Start of Block

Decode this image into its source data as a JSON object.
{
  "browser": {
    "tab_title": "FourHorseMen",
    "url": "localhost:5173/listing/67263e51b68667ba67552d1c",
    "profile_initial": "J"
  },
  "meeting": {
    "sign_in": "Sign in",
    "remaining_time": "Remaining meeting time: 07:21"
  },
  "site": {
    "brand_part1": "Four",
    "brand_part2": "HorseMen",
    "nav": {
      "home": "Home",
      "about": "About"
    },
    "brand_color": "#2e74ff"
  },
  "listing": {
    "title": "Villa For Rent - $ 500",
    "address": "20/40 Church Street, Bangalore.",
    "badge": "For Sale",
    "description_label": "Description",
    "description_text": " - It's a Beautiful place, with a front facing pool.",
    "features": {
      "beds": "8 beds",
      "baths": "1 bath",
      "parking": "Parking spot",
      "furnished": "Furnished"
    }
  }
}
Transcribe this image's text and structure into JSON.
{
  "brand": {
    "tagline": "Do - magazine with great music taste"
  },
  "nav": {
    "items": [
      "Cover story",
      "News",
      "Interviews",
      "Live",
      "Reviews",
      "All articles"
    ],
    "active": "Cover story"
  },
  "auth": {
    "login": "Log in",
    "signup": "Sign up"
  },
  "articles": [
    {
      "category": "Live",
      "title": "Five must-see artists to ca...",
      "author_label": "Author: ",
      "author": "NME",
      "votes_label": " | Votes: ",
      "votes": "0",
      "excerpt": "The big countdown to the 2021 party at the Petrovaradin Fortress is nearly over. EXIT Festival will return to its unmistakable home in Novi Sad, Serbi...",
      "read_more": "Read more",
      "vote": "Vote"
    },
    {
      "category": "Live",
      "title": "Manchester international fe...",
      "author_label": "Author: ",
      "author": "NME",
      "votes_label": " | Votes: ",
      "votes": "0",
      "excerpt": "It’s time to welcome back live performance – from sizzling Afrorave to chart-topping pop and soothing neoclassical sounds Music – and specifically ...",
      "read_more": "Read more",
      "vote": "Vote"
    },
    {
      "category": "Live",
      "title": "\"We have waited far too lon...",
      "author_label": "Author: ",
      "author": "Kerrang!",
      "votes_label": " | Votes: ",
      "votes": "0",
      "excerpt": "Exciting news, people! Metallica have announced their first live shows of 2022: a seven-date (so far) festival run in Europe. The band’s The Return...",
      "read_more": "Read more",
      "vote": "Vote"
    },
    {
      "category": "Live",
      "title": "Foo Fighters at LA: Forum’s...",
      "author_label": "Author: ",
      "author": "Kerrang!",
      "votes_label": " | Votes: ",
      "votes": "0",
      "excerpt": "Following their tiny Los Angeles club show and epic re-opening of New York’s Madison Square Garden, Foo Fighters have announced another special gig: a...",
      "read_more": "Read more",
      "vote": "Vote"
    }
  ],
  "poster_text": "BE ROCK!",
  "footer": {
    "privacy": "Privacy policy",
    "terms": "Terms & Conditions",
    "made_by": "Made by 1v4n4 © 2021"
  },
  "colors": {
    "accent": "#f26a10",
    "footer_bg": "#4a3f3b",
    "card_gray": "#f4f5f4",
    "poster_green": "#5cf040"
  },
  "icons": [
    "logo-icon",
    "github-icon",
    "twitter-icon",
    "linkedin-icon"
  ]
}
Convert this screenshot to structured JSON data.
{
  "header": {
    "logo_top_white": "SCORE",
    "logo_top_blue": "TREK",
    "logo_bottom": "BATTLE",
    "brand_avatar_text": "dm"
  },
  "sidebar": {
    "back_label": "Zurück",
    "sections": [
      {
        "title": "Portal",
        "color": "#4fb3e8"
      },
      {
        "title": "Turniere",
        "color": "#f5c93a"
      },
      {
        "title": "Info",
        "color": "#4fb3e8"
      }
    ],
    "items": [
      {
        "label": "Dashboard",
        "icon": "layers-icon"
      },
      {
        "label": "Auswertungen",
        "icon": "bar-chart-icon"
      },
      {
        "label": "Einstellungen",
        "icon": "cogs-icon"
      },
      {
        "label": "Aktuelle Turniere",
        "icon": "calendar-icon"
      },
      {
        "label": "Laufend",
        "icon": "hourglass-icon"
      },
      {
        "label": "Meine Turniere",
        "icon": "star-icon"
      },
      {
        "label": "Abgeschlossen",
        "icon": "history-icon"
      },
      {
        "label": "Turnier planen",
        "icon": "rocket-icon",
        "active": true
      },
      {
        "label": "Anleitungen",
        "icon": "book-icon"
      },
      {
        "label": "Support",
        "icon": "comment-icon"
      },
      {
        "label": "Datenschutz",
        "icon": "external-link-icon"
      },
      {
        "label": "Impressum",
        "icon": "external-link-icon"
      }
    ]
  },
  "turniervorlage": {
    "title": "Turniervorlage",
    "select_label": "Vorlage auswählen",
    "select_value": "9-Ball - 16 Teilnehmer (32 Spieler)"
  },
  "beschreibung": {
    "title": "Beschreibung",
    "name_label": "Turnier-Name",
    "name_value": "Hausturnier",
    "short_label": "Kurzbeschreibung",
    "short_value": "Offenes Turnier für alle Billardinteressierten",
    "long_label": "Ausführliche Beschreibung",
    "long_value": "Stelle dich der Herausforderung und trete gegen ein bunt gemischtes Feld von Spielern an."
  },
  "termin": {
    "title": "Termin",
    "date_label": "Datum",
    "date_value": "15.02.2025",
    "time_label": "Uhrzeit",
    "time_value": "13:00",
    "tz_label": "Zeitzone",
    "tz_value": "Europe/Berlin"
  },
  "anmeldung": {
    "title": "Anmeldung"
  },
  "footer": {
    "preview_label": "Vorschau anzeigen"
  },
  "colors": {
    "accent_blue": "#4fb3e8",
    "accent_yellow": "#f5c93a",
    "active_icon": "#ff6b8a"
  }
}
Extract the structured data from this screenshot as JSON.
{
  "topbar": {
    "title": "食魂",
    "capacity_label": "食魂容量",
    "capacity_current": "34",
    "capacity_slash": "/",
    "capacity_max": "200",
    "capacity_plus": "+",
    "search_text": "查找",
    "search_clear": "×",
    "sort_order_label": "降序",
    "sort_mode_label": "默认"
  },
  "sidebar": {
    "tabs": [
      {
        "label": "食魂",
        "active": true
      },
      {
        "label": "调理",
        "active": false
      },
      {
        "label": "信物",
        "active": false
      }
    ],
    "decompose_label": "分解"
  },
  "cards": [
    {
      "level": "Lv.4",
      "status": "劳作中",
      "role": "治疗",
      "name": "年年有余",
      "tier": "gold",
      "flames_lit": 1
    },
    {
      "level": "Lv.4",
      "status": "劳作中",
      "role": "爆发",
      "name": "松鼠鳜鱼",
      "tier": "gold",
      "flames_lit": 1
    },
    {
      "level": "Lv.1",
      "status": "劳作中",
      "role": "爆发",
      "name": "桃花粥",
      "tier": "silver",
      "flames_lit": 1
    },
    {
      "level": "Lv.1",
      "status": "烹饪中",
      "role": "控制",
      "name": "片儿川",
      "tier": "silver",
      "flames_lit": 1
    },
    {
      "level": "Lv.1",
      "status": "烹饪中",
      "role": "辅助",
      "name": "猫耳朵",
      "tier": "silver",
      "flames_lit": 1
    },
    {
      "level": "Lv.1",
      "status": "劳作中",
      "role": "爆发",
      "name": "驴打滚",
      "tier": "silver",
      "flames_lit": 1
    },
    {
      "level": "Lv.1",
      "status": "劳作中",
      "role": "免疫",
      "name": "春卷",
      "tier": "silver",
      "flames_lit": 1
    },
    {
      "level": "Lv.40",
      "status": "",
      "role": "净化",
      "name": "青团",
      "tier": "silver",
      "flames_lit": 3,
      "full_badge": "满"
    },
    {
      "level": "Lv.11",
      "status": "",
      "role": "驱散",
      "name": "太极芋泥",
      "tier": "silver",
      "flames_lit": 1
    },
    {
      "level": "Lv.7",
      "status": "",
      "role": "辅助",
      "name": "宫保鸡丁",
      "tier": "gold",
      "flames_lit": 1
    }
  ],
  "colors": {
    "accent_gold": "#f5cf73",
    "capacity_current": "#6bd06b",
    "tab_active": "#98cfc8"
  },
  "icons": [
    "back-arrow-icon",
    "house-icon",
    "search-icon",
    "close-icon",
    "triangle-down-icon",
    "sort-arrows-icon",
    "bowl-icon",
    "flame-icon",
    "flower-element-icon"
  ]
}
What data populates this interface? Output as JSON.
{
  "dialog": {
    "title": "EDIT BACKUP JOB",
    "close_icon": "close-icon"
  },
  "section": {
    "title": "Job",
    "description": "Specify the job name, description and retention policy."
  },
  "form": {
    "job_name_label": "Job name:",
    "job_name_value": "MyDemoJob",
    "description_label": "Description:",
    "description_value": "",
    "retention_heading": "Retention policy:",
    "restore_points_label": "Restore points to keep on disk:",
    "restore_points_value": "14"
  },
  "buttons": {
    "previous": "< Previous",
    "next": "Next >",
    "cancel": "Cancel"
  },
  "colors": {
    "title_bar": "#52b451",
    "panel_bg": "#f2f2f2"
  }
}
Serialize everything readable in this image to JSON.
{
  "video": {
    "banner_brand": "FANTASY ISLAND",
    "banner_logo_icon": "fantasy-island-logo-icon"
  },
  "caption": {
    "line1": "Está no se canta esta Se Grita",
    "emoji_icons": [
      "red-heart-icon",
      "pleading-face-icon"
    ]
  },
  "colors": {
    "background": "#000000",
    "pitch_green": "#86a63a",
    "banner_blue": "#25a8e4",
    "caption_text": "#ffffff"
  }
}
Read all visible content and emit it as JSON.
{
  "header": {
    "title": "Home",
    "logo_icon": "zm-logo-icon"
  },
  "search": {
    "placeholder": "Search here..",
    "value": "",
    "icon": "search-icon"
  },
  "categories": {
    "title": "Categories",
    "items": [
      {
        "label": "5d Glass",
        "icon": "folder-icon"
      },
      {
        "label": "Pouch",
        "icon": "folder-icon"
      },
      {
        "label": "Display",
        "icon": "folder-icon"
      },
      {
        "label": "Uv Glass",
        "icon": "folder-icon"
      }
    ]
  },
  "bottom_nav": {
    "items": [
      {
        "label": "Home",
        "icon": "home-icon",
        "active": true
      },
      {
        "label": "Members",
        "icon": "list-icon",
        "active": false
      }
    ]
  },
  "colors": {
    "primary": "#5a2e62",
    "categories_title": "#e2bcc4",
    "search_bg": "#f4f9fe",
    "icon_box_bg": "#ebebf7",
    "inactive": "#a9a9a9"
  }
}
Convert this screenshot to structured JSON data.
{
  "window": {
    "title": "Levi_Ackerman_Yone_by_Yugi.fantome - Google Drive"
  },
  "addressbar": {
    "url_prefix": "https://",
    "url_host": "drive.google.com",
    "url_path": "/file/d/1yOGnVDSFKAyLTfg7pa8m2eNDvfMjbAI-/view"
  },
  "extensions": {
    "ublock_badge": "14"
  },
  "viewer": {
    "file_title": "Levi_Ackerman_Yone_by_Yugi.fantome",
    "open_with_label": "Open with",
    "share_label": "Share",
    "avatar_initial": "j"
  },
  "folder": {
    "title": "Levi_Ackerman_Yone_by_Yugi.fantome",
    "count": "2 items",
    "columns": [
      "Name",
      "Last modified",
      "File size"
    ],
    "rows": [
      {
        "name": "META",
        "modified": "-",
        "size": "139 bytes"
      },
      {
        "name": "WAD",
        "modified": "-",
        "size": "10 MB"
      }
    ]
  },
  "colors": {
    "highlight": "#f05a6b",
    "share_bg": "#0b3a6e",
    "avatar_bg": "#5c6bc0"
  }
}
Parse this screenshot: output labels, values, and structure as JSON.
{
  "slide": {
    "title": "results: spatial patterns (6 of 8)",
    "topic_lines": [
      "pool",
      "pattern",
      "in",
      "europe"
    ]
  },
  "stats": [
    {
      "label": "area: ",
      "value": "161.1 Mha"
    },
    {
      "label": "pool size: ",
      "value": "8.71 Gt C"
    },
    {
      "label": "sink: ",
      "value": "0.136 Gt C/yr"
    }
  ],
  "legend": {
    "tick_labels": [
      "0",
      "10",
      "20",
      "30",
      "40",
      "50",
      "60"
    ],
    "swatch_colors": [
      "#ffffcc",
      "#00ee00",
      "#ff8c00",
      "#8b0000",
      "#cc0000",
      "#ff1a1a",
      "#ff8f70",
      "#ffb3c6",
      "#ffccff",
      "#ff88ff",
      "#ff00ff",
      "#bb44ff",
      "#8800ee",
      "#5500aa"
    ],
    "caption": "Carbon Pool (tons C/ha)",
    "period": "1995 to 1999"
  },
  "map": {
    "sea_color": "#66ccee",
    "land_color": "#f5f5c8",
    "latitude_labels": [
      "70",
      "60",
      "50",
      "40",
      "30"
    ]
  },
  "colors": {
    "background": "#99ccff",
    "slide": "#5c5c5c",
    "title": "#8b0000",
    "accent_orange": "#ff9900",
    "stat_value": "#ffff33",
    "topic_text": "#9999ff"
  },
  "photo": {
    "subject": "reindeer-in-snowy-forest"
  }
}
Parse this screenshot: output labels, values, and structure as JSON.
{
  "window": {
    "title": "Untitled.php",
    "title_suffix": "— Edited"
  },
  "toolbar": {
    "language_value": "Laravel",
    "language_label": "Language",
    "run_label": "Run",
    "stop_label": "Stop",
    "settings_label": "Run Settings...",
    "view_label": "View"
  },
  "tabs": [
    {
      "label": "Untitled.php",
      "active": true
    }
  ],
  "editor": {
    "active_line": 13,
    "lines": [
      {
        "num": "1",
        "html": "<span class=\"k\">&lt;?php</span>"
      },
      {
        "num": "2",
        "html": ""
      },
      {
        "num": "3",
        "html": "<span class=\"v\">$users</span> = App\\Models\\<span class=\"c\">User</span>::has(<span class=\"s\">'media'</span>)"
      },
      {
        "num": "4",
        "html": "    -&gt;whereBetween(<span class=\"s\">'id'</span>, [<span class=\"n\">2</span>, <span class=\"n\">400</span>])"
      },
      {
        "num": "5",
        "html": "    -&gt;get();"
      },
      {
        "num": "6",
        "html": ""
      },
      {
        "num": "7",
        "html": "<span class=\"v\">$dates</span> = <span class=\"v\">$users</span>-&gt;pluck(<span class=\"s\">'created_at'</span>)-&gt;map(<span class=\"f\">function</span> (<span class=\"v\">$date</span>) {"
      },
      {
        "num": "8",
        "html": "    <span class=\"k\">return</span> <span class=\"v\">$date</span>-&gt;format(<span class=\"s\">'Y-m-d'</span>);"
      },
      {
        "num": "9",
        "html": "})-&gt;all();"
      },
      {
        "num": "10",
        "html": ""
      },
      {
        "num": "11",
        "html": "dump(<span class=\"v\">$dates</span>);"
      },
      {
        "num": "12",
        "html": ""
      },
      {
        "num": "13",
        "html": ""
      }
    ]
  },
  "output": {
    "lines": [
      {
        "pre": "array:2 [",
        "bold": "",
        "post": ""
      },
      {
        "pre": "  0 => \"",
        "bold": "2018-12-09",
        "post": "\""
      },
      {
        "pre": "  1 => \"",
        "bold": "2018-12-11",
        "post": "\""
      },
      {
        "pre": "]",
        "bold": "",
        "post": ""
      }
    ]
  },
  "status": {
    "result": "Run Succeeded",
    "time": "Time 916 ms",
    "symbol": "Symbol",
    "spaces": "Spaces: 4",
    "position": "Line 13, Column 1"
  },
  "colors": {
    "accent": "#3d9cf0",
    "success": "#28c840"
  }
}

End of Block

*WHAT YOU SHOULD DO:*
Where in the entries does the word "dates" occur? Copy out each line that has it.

*EXPECTED ANSWER:*
        "html": "<span class=\"v\">$dates</span> = <span class=\"v\">$users</span>-&gt;pluck(<span class=\"s\">'created_at'</span>)-&gt;map(<span class=\"f\">function</span> (<span class=\"v\">$date</span>) {"
        "html": "dump(<span class=\"v\">$dates</span>);"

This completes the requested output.